Records shown ▸
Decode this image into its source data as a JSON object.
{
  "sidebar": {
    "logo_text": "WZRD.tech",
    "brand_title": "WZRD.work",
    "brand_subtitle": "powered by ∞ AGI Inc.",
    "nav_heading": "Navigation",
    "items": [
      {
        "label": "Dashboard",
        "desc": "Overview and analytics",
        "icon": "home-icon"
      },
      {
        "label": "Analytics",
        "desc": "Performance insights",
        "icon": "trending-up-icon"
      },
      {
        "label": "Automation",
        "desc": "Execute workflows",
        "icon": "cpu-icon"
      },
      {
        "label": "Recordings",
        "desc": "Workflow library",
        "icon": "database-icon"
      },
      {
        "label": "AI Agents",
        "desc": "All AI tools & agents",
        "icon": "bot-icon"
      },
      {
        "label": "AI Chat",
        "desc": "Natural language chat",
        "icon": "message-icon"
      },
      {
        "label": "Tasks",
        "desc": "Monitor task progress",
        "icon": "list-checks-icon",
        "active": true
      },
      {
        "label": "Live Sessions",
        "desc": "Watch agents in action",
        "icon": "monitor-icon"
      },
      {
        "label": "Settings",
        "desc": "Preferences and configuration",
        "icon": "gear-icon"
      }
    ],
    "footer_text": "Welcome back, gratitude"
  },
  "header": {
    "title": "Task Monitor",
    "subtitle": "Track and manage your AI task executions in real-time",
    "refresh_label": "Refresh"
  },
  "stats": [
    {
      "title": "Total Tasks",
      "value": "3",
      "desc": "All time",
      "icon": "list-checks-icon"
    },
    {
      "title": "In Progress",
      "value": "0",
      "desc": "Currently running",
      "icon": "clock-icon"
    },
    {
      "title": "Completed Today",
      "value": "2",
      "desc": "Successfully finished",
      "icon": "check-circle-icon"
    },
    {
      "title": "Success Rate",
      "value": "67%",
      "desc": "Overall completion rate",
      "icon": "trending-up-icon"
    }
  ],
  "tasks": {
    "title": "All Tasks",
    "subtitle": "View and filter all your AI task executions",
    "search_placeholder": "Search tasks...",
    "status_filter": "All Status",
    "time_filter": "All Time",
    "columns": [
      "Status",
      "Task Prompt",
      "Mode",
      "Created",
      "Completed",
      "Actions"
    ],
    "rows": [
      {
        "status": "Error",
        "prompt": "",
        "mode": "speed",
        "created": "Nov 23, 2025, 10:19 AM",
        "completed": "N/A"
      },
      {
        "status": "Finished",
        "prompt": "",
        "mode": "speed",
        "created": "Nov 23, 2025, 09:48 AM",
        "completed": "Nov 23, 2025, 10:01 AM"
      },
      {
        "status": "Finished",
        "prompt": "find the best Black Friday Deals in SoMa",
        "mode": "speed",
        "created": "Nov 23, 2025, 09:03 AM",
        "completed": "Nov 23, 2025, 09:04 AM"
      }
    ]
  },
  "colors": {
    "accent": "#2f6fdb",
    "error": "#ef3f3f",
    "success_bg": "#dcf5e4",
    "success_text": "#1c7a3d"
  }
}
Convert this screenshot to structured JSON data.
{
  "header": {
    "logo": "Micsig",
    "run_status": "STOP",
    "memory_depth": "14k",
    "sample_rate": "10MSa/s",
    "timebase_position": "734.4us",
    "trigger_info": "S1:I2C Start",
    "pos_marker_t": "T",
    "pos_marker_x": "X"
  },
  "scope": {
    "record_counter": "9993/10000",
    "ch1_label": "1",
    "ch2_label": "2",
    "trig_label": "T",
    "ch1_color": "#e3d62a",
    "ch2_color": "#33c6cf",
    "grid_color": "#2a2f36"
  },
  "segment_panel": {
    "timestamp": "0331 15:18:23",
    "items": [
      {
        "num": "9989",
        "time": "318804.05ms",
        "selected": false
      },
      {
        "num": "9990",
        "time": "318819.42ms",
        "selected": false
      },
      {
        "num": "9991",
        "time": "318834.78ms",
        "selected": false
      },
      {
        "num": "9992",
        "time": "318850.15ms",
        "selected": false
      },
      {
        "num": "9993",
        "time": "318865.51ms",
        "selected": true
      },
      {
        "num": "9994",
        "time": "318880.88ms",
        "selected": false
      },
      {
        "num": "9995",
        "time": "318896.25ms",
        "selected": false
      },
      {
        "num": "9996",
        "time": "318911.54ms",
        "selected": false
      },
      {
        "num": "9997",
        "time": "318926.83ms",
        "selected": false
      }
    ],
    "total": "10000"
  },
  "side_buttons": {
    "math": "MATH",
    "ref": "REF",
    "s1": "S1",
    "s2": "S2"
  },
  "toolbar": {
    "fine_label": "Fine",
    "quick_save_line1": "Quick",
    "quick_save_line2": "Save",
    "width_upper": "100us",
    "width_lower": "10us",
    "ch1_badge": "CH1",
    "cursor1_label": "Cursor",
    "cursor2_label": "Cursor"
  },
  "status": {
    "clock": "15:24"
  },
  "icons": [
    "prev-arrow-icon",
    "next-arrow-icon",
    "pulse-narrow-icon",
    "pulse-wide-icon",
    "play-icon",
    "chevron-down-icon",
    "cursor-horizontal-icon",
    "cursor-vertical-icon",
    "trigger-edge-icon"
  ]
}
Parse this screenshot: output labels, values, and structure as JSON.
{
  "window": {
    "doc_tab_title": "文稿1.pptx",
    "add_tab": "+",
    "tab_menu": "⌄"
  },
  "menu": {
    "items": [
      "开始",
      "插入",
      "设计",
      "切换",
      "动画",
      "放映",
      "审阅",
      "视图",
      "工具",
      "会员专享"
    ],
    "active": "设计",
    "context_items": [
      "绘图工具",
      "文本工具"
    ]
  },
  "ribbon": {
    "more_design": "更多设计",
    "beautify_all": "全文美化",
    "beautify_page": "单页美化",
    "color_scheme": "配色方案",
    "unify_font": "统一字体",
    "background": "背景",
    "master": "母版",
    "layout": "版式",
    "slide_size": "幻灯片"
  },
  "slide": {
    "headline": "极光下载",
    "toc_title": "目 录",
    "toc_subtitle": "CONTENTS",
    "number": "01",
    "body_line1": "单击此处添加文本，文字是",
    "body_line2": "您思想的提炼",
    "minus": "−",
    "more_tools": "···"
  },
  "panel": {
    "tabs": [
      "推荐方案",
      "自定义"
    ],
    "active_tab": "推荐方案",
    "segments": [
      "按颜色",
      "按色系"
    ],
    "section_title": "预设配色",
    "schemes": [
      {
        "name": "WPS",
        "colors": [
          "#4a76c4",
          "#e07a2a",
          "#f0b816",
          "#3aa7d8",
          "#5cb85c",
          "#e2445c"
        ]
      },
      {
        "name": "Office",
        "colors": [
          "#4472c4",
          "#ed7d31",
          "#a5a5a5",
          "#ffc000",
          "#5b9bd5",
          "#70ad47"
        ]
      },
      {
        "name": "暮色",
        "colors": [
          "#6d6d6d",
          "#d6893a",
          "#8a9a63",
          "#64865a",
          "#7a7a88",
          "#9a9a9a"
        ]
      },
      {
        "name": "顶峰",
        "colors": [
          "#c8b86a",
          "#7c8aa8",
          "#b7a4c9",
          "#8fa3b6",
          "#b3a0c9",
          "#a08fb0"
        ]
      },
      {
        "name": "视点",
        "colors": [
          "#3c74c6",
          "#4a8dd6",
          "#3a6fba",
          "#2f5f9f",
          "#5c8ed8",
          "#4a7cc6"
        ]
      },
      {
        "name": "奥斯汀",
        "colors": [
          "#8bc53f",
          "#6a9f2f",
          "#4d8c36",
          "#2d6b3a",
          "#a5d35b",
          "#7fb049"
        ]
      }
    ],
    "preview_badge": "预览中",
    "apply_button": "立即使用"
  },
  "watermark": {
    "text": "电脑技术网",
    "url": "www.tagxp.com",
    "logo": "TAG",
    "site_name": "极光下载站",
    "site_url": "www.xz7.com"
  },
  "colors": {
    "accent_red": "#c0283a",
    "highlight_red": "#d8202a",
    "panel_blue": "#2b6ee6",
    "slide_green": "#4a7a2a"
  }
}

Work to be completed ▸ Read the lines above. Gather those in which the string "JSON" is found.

Reply ▸
Decode this image into its source data as a JSON object.
Convert this screenshot to structured JSON data.
Parse this screenshot: output labels, values, and structure as JSON.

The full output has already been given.